* [Prompt]:
Among the records, how many lines contain "label"? Only the number is needed.

:: Material supplied ::

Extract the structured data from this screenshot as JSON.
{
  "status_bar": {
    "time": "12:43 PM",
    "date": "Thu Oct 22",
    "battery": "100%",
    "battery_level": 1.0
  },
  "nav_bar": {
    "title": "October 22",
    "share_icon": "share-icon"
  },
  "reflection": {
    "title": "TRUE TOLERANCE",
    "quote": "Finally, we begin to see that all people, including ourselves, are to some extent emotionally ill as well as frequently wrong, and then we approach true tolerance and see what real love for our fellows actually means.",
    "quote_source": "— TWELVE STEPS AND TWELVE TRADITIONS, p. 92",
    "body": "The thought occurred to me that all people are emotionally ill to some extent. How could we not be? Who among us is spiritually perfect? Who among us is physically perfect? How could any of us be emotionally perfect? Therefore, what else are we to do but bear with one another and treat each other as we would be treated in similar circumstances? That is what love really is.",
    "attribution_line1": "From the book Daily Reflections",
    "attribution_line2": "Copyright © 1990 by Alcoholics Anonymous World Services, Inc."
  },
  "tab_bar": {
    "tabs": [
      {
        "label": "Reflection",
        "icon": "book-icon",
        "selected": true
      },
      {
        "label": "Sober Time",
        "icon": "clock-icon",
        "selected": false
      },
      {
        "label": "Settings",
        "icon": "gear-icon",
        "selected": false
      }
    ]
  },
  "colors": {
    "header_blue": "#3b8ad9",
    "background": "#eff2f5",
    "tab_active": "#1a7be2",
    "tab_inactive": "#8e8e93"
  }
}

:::

* [Result for this task]:
3